What is Stress?
While everyone has specific life stressors, factors related to job pressure, money, health, and relationships tend to be the most common. Stress can be acute or chronic and lead to fatigue, headaches, upset stomach, nervousness, and irritability or anger. Regular exercise, adequate sleep, and good nutrition are some of the best ways to better equip your body to combat stress, but several vitamins and supplements can also help.
How Unchecked stress can take years off your life:
Chronic stress affects our physical health, our mental health, and ultimately, our mortality. Emotional stress is especially damaging. While stress is pervasive, there are ways to mitigate its effects.
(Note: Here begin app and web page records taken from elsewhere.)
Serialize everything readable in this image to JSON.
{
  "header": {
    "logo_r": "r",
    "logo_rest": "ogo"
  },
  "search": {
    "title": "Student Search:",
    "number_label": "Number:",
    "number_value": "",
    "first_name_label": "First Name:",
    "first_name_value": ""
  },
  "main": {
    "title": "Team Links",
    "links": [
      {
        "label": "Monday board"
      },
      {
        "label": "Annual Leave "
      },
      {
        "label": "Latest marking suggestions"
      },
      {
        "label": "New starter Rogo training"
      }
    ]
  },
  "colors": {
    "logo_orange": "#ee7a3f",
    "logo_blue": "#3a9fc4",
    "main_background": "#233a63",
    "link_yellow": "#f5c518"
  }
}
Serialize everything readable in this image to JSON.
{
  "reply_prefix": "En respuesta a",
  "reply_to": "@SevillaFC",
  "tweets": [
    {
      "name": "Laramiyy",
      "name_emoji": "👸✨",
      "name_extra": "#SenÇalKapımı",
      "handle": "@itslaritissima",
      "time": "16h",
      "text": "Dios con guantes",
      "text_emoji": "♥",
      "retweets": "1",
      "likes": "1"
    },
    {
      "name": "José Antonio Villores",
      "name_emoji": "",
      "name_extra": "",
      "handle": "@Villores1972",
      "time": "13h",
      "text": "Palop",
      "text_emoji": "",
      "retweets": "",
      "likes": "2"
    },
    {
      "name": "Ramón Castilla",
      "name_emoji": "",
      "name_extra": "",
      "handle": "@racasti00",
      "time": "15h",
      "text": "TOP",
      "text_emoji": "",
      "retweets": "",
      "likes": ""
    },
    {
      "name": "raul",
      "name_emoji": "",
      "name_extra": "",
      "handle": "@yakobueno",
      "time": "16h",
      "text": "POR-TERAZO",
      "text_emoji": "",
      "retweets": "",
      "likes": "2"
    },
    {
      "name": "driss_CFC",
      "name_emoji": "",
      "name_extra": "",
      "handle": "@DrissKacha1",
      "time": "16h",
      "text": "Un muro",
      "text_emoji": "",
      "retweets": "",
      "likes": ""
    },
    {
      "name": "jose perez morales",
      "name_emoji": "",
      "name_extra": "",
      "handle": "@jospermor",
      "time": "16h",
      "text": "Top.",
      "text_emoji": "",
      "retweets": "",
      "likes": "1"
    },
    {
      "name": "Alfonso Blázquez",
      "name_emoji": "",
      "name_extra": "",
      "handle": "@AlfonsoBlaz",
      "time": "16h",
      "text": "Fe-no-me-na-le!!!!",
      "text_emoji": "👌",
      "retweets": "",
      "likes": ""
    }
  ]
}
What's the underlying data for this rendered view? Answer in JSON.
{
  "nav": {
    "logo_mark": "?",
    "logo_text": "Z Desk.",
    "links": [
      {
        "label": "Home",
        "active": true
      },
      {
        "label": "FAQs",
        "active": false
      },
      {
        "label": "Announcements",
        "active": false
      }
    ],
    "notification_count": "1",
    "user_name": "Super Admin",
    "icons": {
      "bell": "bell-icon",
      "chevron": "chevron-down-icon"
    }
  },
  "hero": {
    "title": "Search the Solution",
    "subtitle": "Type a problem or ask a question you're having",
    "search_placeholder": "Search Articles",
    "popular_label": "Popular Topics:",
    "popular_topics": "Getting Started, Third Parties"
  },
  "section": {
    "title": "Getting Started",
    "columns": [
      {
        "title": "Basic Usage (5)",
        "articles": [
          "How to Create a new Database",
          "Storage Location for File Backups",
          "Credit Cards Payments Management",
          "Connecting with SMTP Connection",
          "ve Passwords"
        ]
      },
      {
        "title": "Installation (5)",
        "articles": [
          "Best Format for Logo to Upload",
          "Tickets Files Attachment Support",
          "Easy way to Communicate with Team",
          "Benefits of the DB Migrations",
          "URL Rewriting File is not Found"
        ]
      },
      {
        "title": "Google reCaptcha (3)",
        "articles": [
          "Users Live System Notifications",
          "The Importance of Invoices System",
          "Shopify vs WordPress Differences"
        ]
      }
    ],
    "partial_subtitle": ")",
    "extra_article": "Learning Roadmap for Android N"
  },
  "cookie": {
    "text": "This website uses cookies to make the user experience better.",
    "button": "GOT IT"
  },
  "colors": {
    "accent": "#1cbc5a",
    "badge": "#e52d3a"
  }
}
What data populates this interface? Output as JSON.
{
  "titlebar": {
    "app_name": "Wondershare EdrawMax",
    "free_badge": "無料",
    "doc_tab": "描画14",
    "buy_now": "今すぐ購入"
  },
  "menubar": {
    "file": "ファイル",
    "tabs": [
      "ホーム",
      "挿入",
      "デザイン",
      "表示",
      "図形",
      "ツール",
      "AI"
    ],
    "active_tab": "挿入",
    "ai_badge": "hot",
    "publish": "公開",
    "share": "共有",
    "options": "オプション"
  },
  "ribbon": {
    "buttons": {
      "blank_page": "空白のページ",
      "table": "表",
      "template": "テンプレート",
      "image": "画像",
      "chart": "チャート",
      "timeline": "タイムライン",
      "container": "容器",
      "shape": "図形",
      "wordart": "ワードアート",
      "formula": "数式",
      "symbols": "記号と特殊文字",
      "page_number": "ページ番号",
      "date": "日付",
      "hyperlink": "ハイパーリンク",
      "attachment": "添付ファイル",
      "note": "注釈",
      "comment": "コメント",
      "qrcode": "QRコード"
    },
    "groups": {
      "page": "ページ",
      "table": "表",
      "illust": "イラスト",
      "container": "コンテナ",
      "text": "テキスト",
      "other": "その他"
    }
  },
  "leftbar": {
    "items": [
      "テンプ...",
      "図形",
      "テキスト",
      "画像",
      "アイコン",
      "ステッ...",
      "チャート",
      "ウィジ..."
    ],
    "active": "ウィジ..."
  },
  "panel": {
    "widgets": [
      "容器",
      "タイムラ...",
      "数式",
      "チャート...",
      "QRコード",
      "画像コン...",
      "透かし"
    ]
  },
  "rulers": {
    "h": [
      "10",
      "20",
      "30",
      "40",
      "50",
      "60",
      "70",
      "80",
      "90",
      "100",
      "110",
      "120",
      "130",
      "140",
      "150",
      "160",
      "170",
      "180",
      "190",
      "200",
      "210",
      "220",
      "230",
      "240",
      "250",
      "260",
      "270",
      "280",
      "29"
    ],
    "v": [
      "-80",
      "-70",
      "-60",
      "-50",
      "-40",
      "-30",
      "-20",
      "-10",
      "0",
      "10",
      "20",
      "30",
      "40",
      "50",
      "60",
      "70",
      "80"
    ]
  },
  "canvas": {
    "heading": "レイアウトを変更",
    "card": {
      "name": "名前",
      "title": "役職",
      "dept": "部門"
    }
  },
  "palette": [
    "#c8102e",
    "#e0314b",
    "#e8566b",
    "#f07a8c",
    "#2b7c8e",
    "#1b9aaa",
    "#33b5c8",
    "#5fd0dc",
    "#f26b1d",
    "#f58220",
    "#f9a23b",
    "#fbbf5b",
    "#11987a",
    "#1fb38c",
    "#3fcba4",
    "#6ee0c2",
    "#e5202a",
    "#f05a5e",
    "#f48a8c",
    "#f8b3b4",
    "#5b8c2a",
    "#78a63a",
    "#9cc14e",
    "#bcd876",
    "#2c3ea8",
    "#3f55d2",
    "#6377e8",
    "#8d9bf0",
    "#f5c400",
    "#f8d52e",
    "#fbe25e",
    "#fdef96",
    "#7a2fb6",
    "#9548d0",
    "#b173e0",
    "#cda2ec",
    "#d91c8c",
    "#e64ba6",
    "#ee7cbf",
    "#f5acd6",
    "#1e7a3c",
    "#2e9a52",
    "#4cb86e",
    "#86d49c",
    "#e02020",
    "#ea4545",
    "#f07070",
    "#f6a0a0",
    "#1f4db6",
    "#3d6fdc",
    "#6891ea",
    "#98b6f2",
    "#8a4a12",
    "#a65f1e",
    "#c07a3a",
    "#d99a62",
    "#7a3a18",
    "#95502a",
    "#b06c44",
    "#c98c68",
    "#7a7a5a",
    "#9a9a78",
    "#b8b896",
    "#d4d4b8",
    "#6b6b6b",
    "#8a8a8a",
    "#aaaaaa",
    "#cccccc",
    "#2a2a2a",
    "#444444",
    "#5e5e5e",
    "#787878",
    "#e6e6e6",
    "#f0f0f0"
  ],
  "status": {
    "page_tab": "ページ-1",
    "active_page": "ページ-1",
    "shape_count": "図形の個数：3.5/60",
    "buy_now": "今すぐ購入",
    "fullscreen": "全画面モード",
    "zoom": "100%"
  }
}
Besides practicing mindfulness or deep breathing regularly, eating a healthy diet and getting good exercise, several herbal supplements and vitamins have been shown to help alleviate stress and its symptoms.
How vitamin and mineral deficiencies can contribute to stress:
1. Vitamin B complex Low energy and fatigue can contribute to irritability and stress levels. This is why the B vitamins, which are well-known for keeping energy levels high and improving cognitive performance, can have a positive effect. Clinical data suggests that supplementing with a vitamin B complex can help keep your energy high and stress low. Clinical trials have also shown that supplementing with a vitamin B complex can help reduce “personal strain,” and depressed feelings when in high stress situations. In essence, it supports a feeling of calm and stability. If you want to be more relaxed (and focused!) under strain and pressure, supplementing with a B complex could be a major help.
2. Magnesium Magnesium is a mineral that is essential for muscle and nerve function. Multiple studies have shown that magnesium is especially crucial for sleep, with supplementation helping in this regard. A 2012 study published by the National Institute of Health demonstrated that supplementing with magnesium improves sleep quality. As mentioned, sleeplessness and stress go hand-in-hand. We all know the struggle and frustration of tossing and turning in bed all night. If that is something you struggle with, magnesium is worth consideration.
How Stress Harms Health
Some stress is normal, and even healthy. It serves as an alert to possible danger, initiating the “fight or flight response” to address that danger. “However, too much stress can negatively impact the immune system and cause physical symptoms such as weight gain, acne and high blood pressure, due to excess cortisol, commonly known as the fight-or-flight hormone,” says Jerlyn Jones, a registered dietitian nutritionist, owner of The Lifestyle Dietitian and a spokesperson for the Academy of Nutrition and Dietetics. “Stress causes a cascade of bodily reactions, including the stress hormone response and a general catabolic state, or state of breakdown,” says Melissa Majumdar, a registered dietitian and metabolic and bariatric coordinator with Emory University Hospital Midtown in Atlanta and an Academy of Nutrition and Dietetics spokesperson. Stress hormones include cortisol and adrenaline, which can slow down digestion, increase blood sugars and suppress immune and reproductive function. “In other words, our immune system cannot fight as hard if an illness or infection enters the body after prolonged stress,” Majumdar says. “Simply said, the state of heightened stress causes cellular damage.”
How Vitamins Can Help
Vitamins and minerals are important for many aspects of health, including mental and emotional health. Specific nutrients called antioxidants, like vitamin A, C, E and selenium, can help fight cellular damage. “The word antioxidants mean anti-oxidative damage, which is the damage caused by free radicals, the end result of oxidative stress caused by environmental stressors,” Majumdar says. Think of it something like how oxygen can rust metal; here, free radicals – reactive chemical compounds – “rust” cells.
There is a pretty easy way to tell which foods are loaded with these important vitamins, Majumdar says: “Foods that are bright and rich in color tend to be high in antioxidants.” Her list includes the entire visible light spectrum:
- Red (red peppers, beets, pomegranate, cherries).
- Orange (sweet potato, butternut squash, oranges, carrots).
- Yellow (squash, lemons, melon).
- Green (dark leafy greens, lettuces, kiwi, broccoli).
- Blue (blueberries).
- Purple (red cabbage, purple potatoes, red onion).
- here are some to look into.
- Ashwagandha. A study in the Indian Journal of Psychological Medicine found that 600 mg of this supplement taken for 60 days improved stress levels in chronically stressed adults. It was found to be safe and well tolerated, Jones says.
- B vitamins. These vitamins are important for brain health. A review of 11 studies suggests high doses of B vitamins improve mood and energy levels by lowering blood levels of homocysteine, a chemical linked with stress and an increased risk of several health conditions, including heart disease, dementia and colorectal cancer, Jones says. Food sources of B vitamins include bulgur, fish, beef, chickpeas, banana, eggs, dairy products, and leafy greens.